● **What needs to be done**
Where a line below holds the string "title", copy that line.

● **Data records for software interfaces**
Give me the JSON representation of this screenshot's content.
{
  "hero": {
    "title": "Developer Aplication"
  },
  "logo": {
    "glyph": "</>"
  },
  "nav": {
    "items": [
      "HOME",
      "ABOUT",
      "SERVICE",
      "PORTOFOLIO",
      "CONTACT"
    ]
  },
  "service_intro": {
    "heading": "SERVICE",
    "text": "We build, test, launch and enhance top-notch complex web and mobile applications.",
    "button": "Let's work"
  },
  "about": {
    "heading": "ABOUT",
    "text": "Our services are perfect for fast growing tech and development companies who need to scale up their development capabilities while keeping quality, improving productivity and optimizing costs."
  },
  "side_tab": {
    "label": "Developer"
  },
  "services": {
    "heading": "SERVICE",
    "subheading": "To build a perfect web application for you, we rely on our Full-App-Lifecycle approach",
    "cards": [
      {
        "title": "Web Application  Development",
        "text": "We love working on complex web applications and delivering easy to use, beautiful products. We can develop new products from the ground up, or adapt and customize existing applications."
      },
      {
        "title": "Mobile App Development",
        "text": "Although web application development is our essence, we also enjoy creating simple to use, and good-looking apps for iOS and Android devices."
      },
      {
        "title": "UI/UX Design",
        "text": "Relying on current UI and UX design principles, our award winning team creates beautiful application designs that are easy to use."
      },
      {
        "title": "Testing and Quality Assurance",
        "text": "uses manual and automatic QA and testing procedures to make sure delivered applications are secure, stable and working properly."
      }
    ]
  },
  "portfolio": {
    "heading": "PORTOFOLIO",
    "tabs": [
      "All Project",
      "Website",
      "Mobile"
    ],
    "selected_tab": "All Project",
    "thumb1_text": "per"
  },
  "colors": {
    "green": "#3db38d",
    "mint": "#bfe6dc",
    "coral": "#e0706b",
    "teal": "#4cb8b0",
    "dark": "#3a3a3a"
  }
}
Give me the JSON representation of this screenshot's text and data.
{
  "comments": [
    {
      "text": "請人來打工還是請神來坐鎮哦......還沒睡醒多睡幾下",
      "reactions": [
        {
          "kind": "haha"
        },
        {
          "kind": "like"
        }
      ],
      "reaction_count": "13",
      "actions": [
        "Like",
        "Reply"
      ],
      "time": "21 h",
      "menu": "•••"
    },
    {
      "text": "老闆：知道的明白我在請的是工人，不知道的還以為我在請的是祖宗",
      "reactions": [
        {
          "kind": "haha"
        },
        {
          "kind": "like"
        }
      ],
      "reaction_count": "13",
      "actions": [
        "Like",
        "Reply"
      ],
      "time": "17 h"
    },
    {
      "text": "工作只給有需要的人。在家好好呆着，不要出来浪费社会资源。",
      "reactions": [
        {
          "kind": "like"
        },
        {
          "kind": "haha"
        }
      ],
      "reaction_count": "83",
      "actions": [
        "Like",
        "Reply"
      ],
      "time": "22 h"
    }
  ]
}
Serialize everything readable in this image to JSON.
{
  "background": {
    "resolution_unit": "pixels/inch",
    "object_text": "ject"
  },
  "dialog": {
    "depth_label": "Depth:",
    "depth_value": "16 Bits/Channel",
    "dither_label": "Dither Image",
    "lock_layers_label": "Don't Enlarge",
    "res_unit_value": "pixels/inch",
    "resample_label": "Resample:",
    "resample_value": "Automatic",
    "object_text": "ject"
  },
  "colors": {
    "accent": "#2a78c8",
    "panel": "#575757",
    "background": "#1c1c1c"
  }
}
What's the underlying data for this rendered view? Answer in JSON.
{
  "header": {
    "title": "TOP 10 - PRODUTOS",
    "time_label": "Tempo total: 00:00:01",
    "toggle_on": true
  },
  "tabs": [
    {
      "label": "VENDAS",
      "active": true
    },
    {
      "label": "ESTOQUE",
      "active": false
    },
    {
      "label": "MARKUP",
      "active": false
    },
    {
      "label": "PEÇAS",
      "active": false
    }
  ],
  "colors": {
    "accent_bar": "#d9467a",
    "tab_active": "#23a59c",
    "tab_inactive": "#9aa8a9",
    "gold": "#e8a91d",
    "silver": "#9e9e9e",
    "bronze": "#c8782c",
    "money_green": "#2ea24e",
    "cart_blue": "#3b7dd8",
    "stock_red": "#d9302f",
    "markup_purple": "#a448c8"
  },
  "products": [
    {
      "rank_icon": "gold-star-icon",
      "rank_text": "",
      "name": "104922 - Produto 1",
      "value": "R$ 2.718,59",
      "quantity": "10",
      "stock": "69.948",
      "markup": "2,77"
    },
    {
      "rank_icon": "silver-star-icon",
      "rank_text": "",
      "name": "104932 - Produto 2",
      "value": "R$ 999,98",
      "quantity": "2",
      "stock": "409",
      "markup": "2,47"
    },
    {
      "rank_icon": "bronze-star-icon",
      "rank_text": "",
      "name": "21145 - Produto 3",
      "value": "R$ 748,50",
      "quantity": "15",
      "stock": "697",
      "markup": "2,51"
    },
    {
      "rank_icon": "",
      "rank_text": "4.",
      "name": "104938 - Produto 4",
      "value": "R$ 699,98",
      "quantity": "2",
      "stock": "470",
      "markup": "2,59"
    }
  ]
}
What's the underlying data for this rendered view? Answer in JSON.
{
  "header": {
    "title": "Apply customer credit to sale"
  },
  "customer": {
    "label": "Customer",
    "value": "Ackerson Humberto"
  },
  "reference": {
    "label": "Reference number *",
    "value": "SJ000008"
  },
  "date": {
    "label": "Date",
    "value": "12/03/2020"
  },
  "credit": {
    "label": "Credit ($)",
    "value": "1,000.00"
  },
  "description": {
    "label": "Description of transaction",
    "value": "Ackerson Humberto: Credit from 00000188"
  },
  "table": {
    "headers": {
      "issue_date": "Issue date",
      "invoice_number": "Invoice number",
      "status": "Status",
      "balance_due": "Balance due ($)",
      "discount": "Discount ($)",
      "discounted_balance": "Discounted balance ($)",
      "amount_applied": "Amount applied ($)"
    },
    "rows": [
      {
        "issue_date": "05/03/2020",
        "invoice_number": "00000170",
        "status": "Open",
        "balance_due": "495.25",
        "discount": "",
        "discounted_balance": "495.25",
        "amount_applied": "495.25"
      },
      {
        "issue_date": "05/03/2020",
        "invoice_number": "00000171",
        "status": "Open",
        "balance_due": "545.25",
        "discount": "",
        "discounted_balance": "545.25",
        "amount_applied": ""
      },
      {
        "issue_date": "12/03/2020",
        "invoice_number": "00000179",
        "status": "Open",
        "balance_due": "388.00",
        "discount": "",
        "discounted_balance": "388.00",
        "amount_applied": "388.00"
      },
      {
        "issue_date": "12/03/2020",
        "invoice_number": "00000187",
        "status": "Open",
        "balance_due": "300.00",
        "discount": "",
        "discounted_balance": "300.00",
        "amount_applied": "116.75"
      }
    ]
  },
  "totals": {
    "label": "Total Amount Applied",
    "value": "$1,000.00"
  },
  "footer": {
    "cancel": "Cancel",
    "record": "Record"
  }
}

● **Answer to this problem**
    "title": "Developer Aplication"
        "title": "Web Application  Development",
        "title": "Mobile App Development",
        "title": "UI/UX Design",
        "title": "Testing and Quality Assurance",
    "title": "TOP 10 - PRODUTOS",
    "title": "Apply customer credit to sale"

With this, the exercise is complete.